There is ongoing education for the Community Justice Worker (CJW) and the Community Addictions Program (CAP) on implementing an illegal drug management strategy. With joint collaboration, the two departments have visited two communities to observe how the community put together their initiative in this field.
We will soon offer the Drug Abuse Resistance Education (DARE), which teaches children skills so they can avoid getting involved in drugs, gangs and violence. DARE teaches them how to resist peer pressure and live productive drug- and violence-free lives. Constable Nicole Gagnon is trained to deliver this program.
The Community Justice program offers an opportunity for the accused to make amend—to the victim, the community and/or those who have been affected by crime—through a restorative justice approach. It offers a chance for the victim to be heard and to ask any questions that will allow for the healing process to begin.
This is a program that uses victim/offender mediation and community justice forums as ways of providing at-risk youth with opportunity to take responsibility for their unlawful behavior without requiring them to go through the formal Youth Court process. Youth may be referred to the program if it is deemed this would be an appropriate way for a them to be held accountable for their behavior.
Alternative Measures is a voluntary program. Youth are free to choose to take part, and they are encouraged to consult with a lawyer before making a decision. They have the right, at any time during the process, to ask that their case be heard in Youth Court.
If a young person chooses to participate, an Alternative Measures Caseworker makes arrangements for mediation or a community justice forum. Each party is given an opportunity to express their feelings and opinions about the offense, and, with the assistance of the mediator, to come to an agreement that all parties believe is fair. The Agreement might involve the youth doing volunteer work for the victim or the community, paying the victim for the damages, attending counseling, writing an essay related to the offense, or any other activity acceptable to everyone. If the youth successfully completes what was agreed to, he or she is cleared of any further responsibility for the offense. If the youth was charged, the charge is dismissed.
Mediation is one way for people to settle disputes outside of court. In mediation, a neutral third party—the mediator—helps the disputing parties look for a solution that works for them.
Mediators, unlike judges, do not decide cases or impose settlements. The mediator’s role is to help the people involved in a dispute to communicate and negotiate with each other in a constructive manner, to gain a better understanding of the interests of all parties, and to find a resolution based on common understanding and mutual agreement.
The purpose of mediation is not to determine who wins and who loses, but to develop creative solutions to disputes in a way that is not possible at a trial.
The Fine Option program is not an alternative to sentencing but gives those charged an opportunity to settle fines by doing unpaid, supervised community service work rather than paying in cash. The agent assigns suitable community service work to people who register to settle fines under the program. The Agent also advises the court of the outcome of the assignment.

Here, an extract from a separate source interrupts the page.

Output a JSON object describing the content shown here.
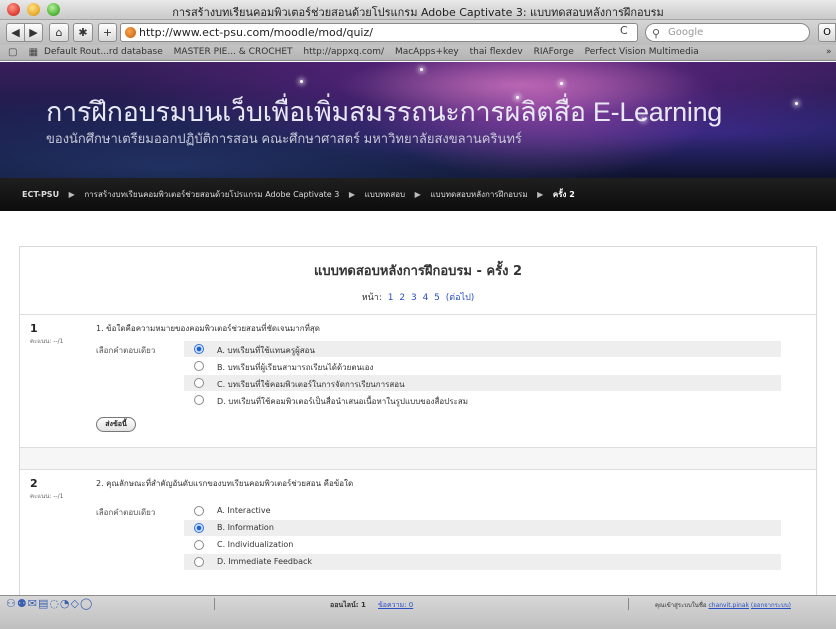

The Fine Option Program allows for settling fines under a long list of legislation and accompanying regulations.
Education and Awareness

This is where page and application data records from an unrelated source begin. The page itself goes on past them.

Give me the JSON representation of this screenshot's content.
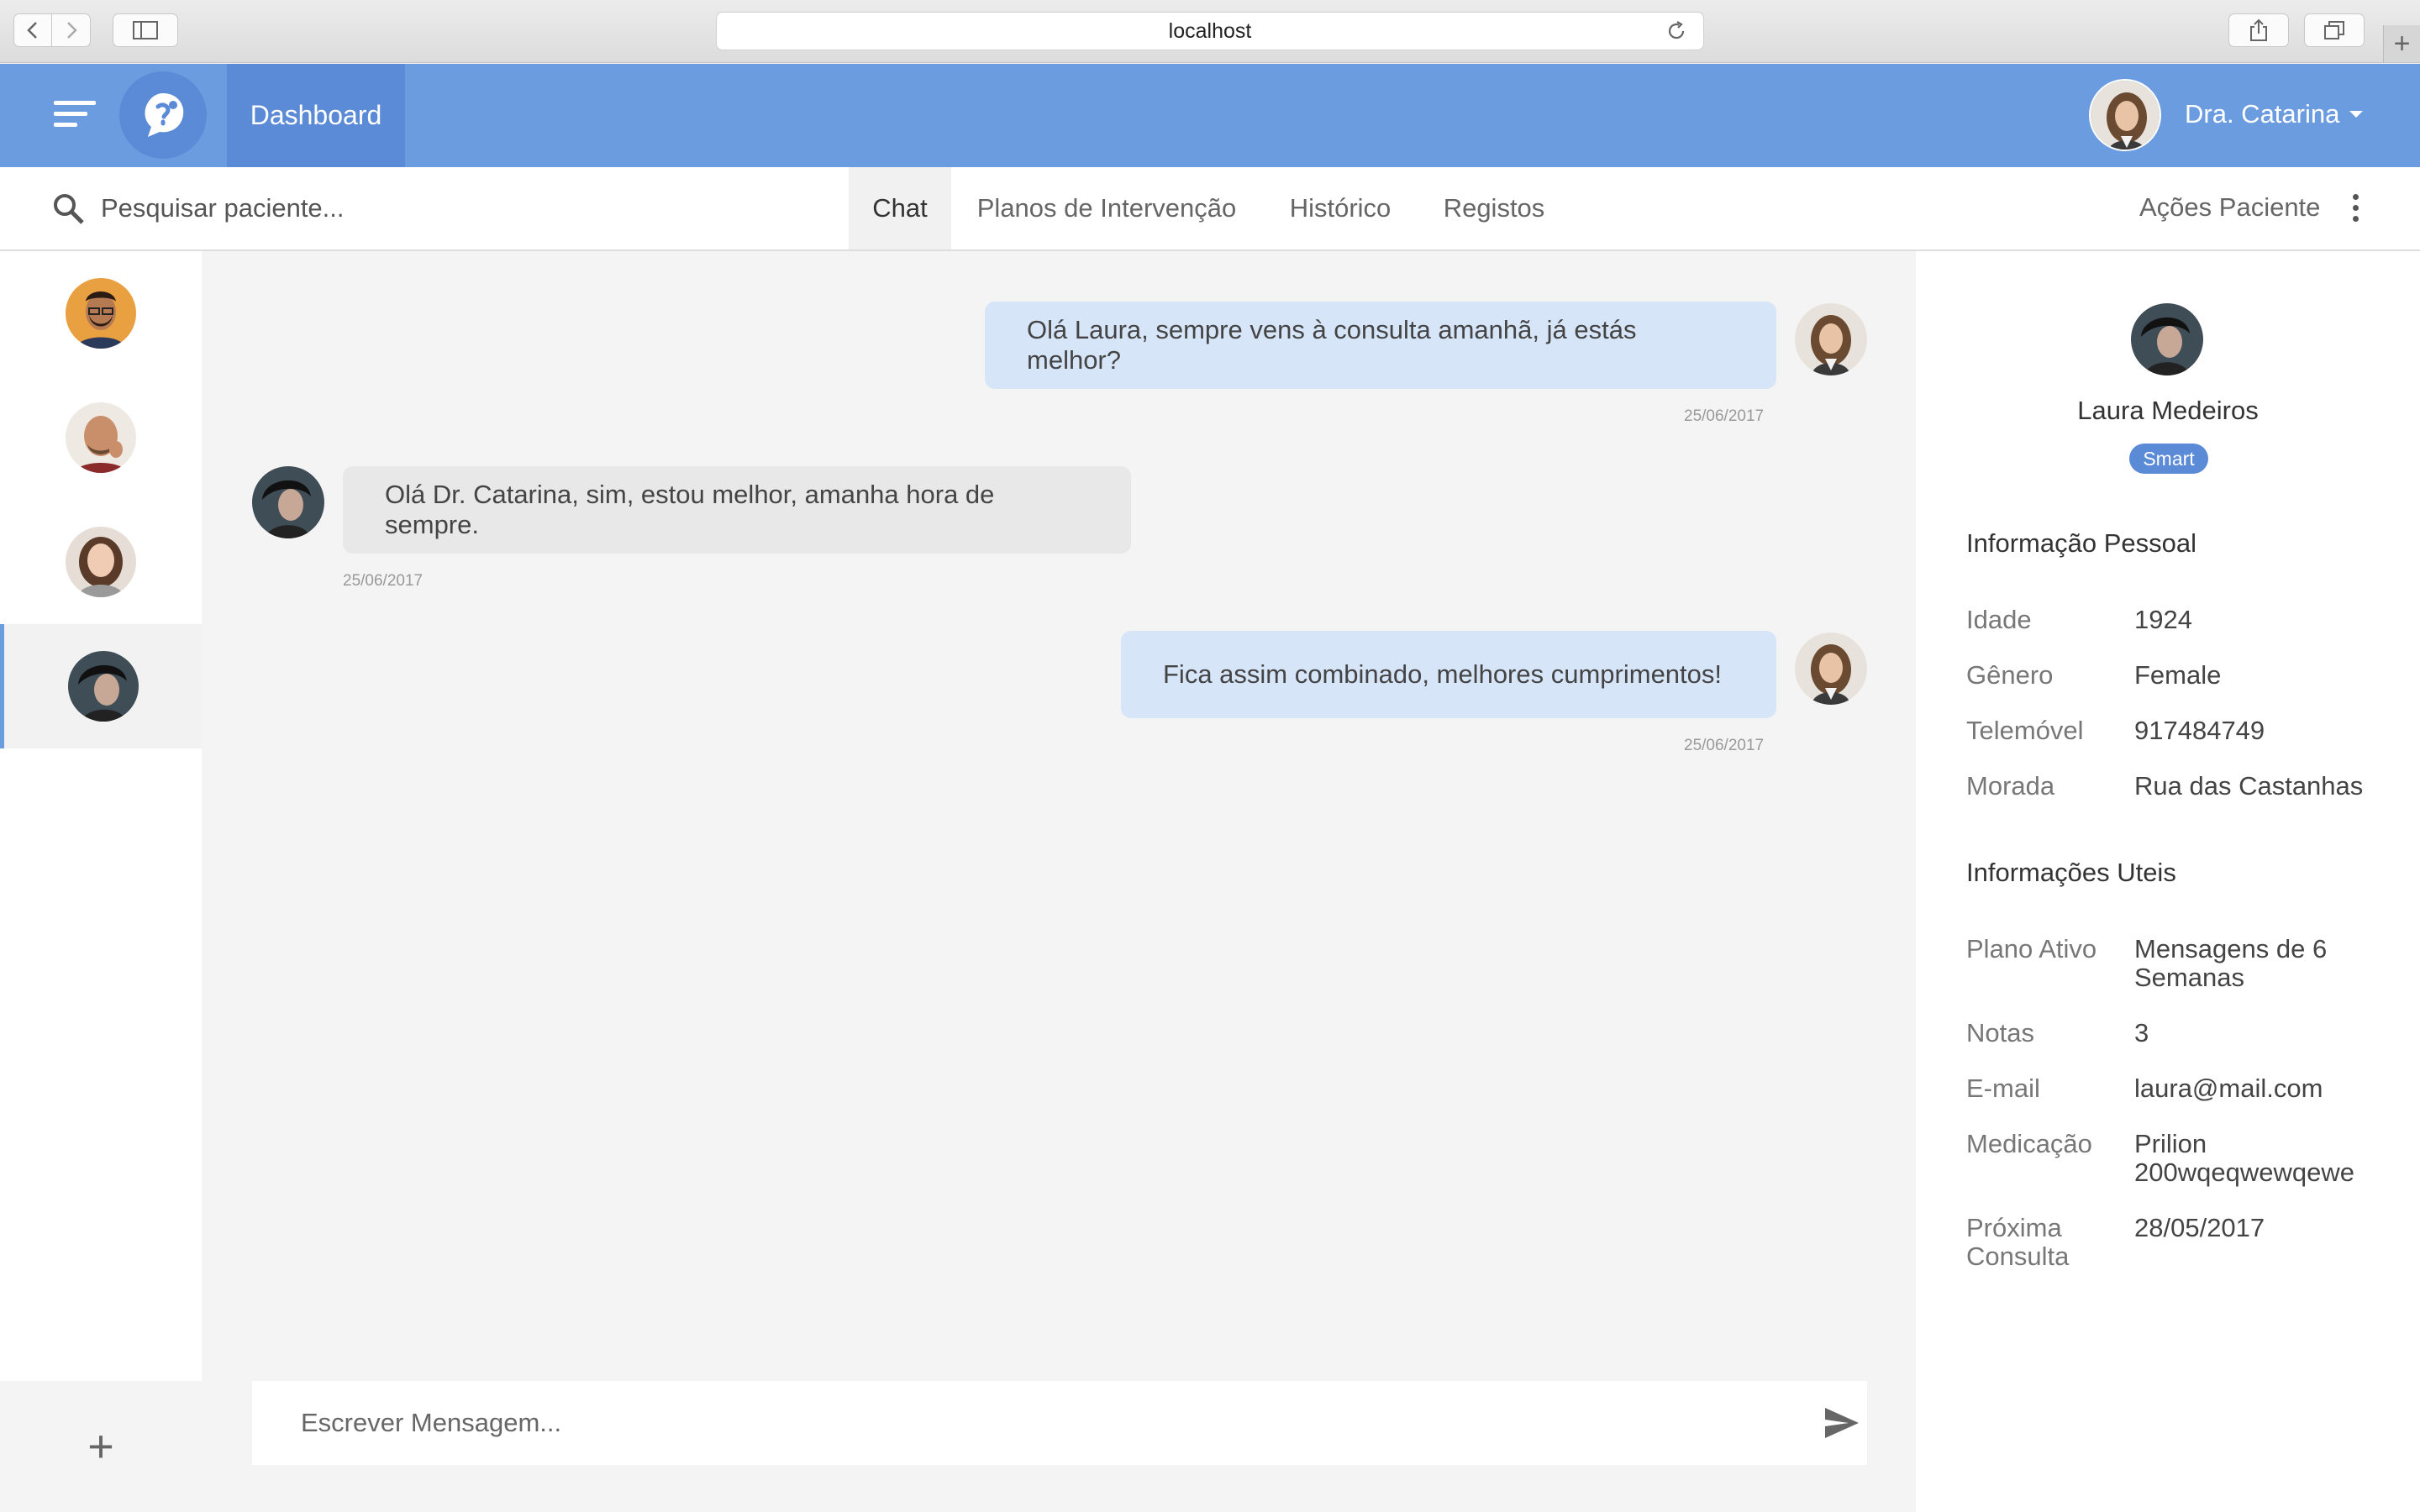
{
  "browser": {
    "url": "localhost"
  },
  "header": {
    "dashboard_label": "Dashboard",
    "user_name": "Dra. Catarina"
  },
  "toolbar": {
    "search_placeholder": "Pesquisar paciente...",
    "tabs": [
      "Chat",
      "Planos de Intervenção",
      "Histórico",
      "Registos"
    ],
    "patient_actions": "Ações Paciente"
  },
  "chat": {
    "messages": [
      {
        "direction": "out",
        "text": "Olá Laura, sempre vens à consulta amanhã, já estás melhor?",
        "date": "25/06/2017"
      },
      {
        "direction": "in",
        "text": "Olá Dr. Catarina, sim, estou melhor, amanha hora de sempre.",
        "date": "25/06/2017"
      },
      {
        "direction": "out",
        "text": "Fica assim combinado, melhores cumprimentos!",
        "date": "25/06/2017"
      }
    ],
    "composer_placeholder": "Escrever Mensagem..."
  },
  "profile": {
    "name": "Laura Medeiros",
    "badge": "Smart",
    "personal_title": "Informação Pessoal",
    "personal": [
      {
        "label": "Idade",
        "value": "1924"
      },
      {
        "label": "Gênero",
        "value": "Female"
      },
      {
        "label": "Telemóvel",
        "value": "917484749"
      },
      {
        "label": "Morada",
        "value": "Rua das Castanhas"
      }
    ],
    "useful_title": "Informações Uteis",
    "useful": [
      {
        "label": "Plano Ativo",
        "value": "Mensagens de 6 Semanas"
      },
      {
        "label": "Notas",
        "value": "3"
      },
      {
        "label": "E-mail",
        "value": "laura@mail.com"
      },
      {
        "label": "Medicação",
        "value": "Prilion 200wqeqwewqewe"
      },
      {
        "label": "Próxima Consulta",
        "value": "28/05/2017"
      }
    ]
  },
  "colors": {
    "accent": "#6c9ce0",
    "accent_dark": "#5b8ad6",
    "bubble_out": "#d7e5f9",
    "bubble_in": "#e8e8e8"
  }
}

This service delivers ongoing education and awareness programming on criminal justice processes and community justice programs